▶ [YOUR GOAL]: Return all the entries word for word, minus the pictures.

▶ [MATERIAL SUPPLIED]:

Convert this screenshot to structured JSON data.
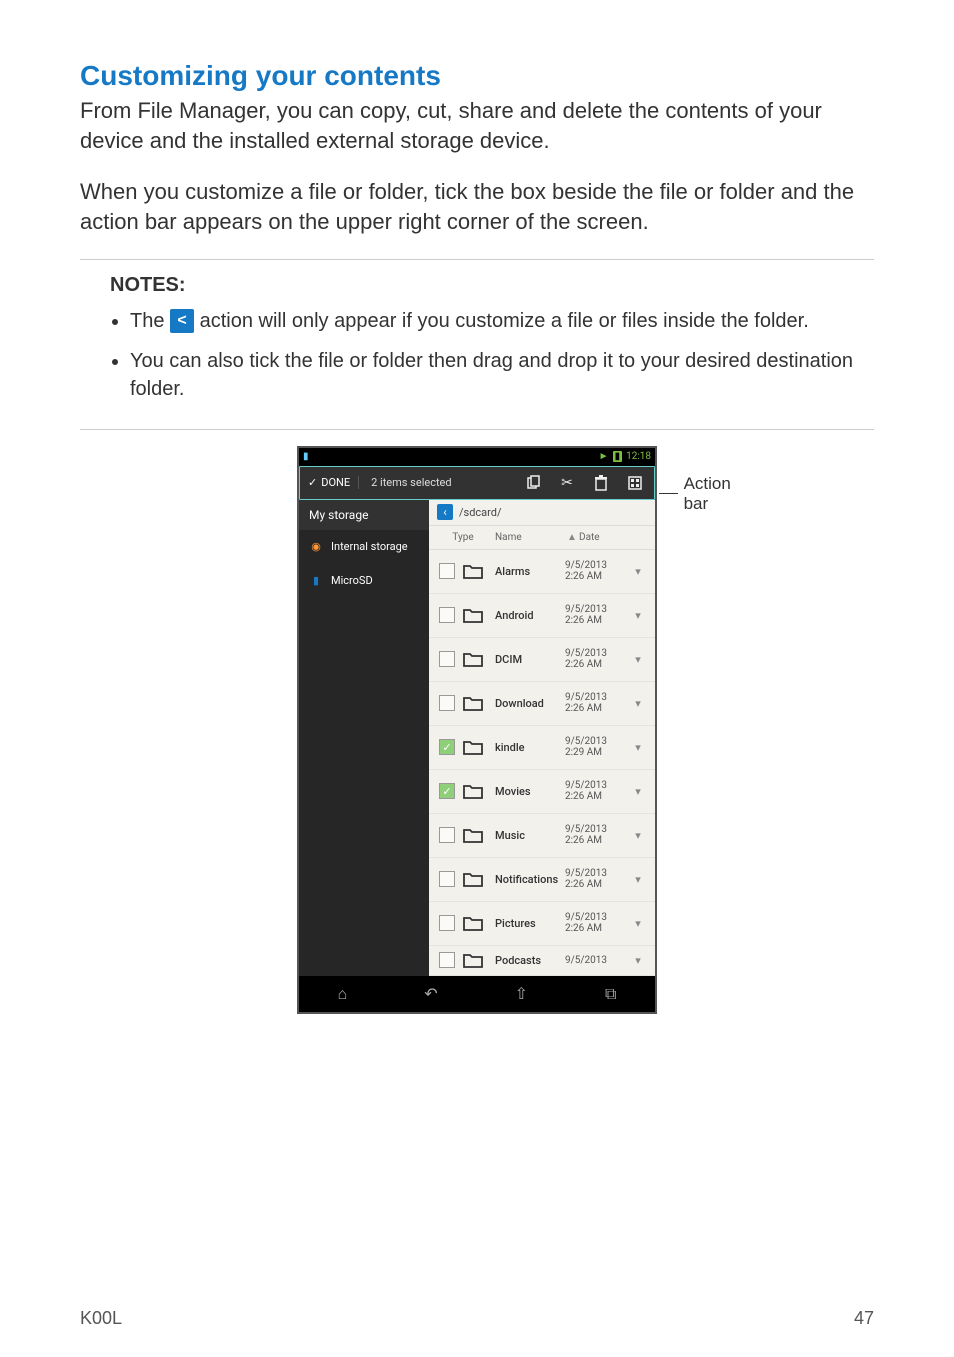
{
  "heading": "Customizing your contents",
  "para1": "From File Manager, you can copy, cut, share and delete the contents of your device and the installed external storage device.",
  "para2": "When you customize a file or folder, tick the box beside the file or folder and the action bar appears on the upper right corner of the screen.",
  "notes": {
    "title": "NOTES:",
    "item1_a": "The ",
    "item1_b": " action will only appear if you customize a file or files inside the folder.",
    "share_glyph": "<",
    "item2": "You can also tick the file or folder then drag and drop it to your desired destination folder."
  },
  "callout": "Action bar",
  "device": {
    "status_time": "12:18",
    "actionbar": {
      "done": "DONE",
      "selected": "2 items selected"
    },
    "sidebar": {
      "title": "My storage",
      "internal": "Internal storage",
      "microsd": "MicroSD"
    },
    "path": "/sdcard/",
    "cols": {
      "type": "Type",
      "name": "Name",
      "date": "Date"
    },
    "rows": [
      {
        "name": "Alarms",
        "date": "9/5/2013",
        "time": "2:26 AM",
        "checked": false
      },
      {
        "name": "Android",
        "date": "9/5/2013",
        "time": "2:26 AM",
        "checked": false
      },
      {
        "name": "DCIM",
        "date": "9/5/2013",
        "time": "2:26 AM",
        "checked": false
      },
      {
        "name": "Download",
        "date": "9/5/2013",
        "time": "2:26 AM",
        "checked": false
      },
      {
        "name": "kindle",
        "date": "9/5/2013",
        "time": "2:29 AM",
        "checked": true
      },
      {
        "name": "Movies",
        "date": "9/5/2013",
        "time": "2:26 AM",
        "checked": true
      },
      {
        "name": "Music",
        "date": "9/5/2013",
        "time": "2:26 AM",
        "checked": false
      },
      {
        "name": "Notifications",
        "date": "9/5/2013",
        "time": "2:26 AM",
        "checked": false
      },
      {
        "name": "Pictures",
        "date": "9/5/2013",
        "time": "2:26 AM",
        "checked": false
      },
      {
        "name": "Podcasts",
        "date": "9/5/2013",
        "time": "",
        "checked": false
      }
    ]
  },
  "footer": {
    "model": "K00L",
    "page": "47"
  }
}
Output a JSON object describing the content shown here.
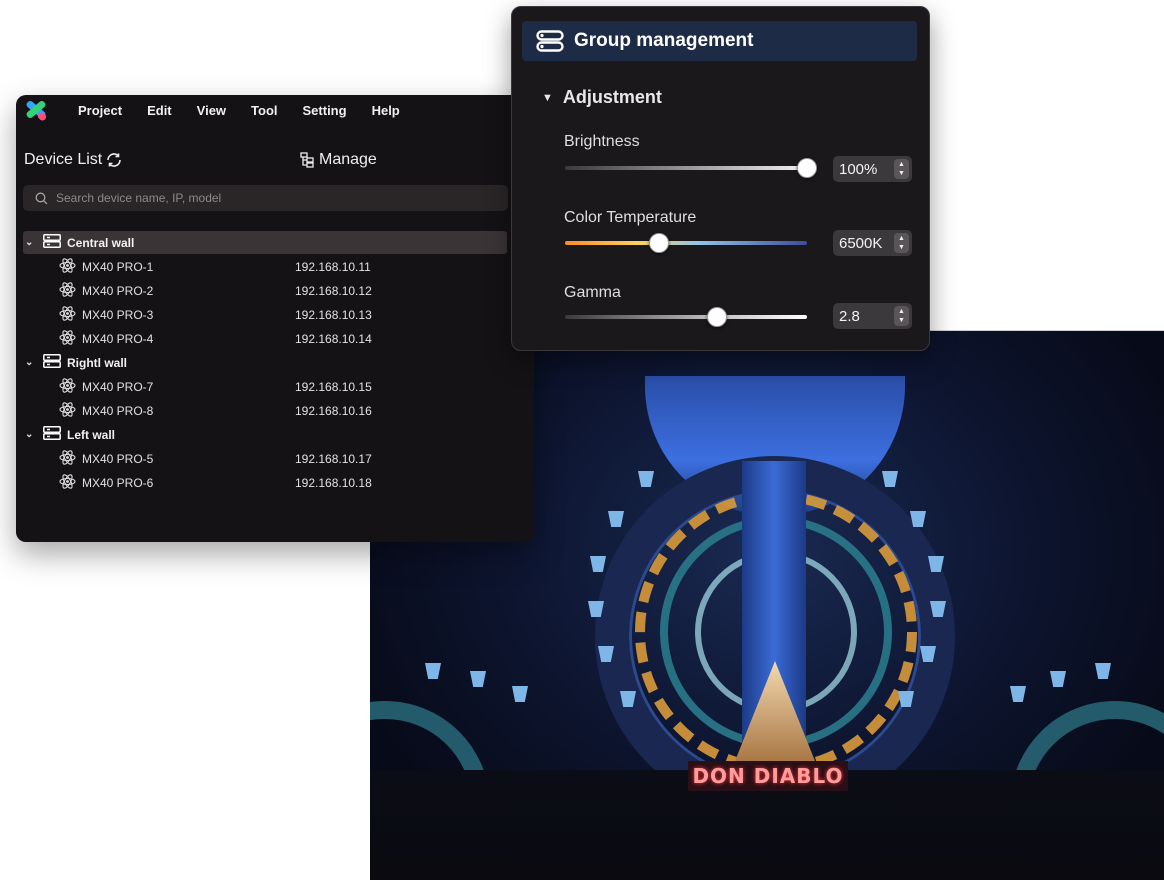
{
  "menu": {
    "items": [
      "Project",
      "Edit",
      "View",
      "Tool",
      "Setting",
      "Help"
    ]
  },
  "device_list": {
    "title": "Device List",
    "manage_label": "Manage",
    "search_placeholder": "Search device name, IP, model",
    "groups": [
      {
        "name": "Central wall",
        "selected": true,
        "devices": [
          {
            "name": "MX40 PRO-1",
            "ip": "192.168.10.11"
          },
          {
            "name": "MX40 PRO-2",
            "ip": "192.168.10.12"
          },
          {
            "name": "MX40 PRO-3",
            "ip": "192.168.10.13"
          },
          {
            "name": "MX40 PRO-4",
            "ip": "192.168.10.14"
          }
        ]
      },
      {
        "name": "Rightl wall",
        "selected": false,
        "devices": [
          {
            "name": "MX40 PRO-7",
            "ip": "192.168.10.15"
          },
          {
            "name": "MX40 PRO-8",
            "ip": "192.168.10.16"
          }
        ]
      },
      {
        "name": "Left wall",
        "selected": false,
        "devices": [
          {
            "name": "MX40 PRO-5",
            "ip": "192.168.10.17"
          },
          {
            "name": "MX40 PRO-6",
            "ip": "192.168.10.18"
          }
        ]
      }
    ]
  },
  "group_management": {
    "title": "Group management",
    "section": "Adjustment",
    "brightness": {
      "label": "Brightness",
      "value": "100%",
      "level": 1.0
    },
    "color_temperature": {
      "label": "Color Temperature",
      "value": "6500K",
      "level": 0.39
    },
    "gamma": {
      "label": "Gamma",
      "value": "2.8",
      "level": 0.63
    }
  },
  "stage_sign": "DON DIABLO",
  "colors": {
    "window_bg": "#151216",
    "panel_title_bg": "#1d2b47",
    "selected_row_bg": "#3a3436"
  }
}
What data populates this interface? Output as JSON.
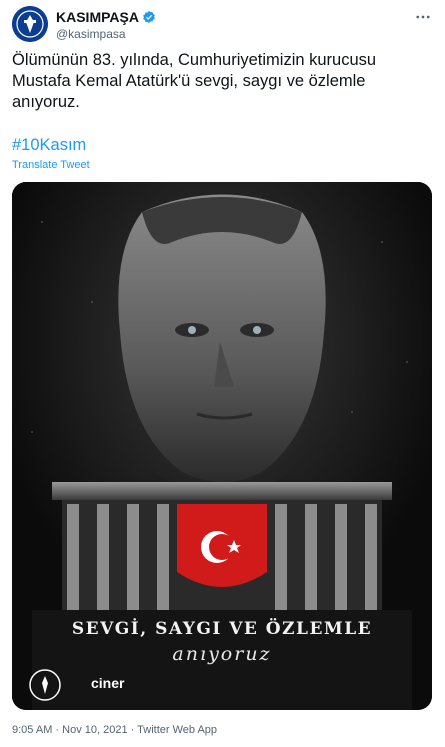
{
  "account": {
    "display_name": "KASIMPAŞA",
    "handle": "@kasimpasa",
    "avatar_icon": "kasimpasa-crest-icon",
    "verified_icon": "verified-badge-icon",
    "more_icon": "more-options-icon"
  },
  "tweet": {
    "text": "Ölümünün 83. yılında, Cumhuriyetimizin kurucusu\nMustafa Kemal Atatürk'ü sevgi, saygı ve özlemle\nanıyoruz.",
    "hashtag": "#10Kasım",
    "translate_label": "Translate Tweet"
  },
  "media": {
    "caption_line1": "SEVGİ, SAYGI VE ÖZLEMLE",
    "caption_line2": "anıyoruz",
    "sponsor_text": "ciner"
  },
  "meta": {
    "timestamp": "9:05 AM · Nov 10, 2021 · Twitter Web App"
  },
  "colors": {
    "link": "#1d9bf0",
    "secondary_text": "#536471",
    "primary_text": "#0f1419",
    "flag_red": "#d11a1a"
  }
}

▶ [WORKED SOLUTION]:
Convert this screenshot to structured JSON data.
{
  "heading": "Customizing your contents",
  "para1": "From File Manager, you can copy, cut, share and delete the contents of your device and the installed external storage device.",
  "para2": "When you customize a file or folder, tick the box beside the file or folder and the action bar appears on the upper right corner of the screen.",
  "notes": {
    "title": "NOTES:",
    "item1_a": "The ",
    "item1_b": " action will only appear if you customize a file or files inside the folder.",
    "share_glyph": "<",
    "item2": "You can also tick the file or folder then drag and drop it to your desired destination folder."
  },
  "callout": "Action bar",
  "device": {
    "status_time": "12:18",
    "actionbar": {
      "done": "DONE",
      "selected": "2 items selected"
    },
    "sidebar": {
      "title": "My storage",
      "internal": "Internal storage",
      "microsd": "MicroSD"
    },
    "path": "/sdcard/",
    "cols": {
      "type": "Type",
      "name": "Name",
      "date": "Date"
    },
    "rows": [
      {
        "name": "Alarms",
        "date": "9/5/2013",
        "time": "2:26 AM",
        "checked": false
      },
      {
        "name": "Android",
        "date": "9/5/2013",
        "time": "2:26 AM",
        "checked": false
      },
      {
        "name": "DCIM",
        "date": "9/5/2013",
        "time": "2:26 AM",
        "checked": false
      },
      {
        "name": "Download",
        "date": "9/5/2013",
        "time": "2:26 AM",
        "checked": false
      },
      {
        "name": "kindle",
        "date": "9/5/2013",
        "time": "2:29 AM",
        "checked": true
      },
      {
        "name": "Movies",
        "date": "9/5/2013",
        "time": "2:26 AM",
        "checked": true
      },
      {
        "name": "Music",
        "date": "9/5/2013",
        "time": "2:26 AM",
        "checked": false
      },
      {
        "name": "Notifications",
        "date": "9/5/2013",
        "time": "2:26 AM",
        "checked": false
      },
      {
        "name": "Pictures",
        "date": "9/5/2013",
        "time": "2:26 AM",
        "checked": false
      },
      {
        "name": "Podcasts",
        "date": "9/5/2013",
        "time": "",
        "checked": false
      }
    ]
  },
  "footer": {
    "model": "K00L",
    "page": "47"
  }
}
Output a JSON object describing the content shown here.
{
  "menu": {
    "items": [
      "Project",
      "Edit",
      "View",
      "Tool",
      "Setting",
      "Help"
    ]
  },
  "device_list": {
    "title": "Device List",
    "manage_label": "Manage",
    "search_placeholder": "Search device name, IP, model",
    "groups": [
      {
        "name": "Central wall",
        "selected": true,
        "devices": [
          {
            "name": "MX40 PRO-1",
            "ip": "192.168.10.11"
          },
          {
            "name": "MX40 PRO-2",
            "ip": "192.168.10.12"
          },
          {
            "name": "MX40 PRO-3",
            "ip": "192.168.10.13"
          },
          {
            "name": "MX40 PRO-4",
            "ip": "192.168.10.14"
          }
        ]
      },
      {
        "name": "Rightl wall",
        "selected": false,
        "devices": [
          {
            "name": "MX40 PRO-7",
            "ip": "192.168.10.15"
          },
          {
            "name": "MX40 PRO-8",
            "ip": "192.168.10.16"
          }
        ]
      },
      {
        "name": "Left wall",
        "selected": false,
        "devices": [
          {
            "name": "MX40 PRO-5",
            "ip": "192.168.10.17"
          },
          {
            "name": "MX40 PRO-6",
            "ip": "192.168.10.18"
          }
        ]
      }
    ]
  },
  "group_management": {
    "title": "Group management",
    "section": "Adjustment",
    "brightness": {
      "label": "Brightness",
      "value": "100%",
      "level": 1.0
    },
    "color_temperature": {
      "label": "Color Temperature",
      "value": "6500K",
      "level": 0.39
    },
    "gamma": {
      "label": "Gamma",
      "value": "2.8",
      "level": 0.63
    }
  },
  "stage_sign": "DON DIABLO",
  "colors": {
    "window_bg": "#151216",
    "panel_title_bg": "#1d2b47",
    "selected_row_bg": "#3a3436"
  }
}
What data populates this interface? Output as JSON.
{
  "account": {
    "display_name": "KASIMPAŞA",
    "handle": "@kasimpasa",
    "avatar_icon": "kasimpasa-crest-icon",
    "verified_icon": "verified-badge-icon",
    "more_icon": "more-options-icon"
  },
  "tweet": {
    "text": "Ölümünün 83. yılında, Cumhuriyetimizin kurucusu\nMustafa Kemal Atatürk'ü sevgi, saygı ve özlemle\nanıyoruz.",
    "hashtag": "#10Kasım",
    "translate_label": "Translate Tweet"
  },
  "media": {
    "caption_line1": "SEVGİ, SAYGI VE ÖZLEMLE",
    "caption_line2": "anıyoruz",
    "sponsor_text": "ciner"
  },
  "meta": {
    "timestamp": "9:05 AM · Nov 10, 2021 · Twitter Web App"
  },
  "colors": {
    "link": "#1d9bf0",
    "secondary_text": "#536471",
    "primary_text": "#0f1419",
    "flag_red": "#d11a1a"
  }
}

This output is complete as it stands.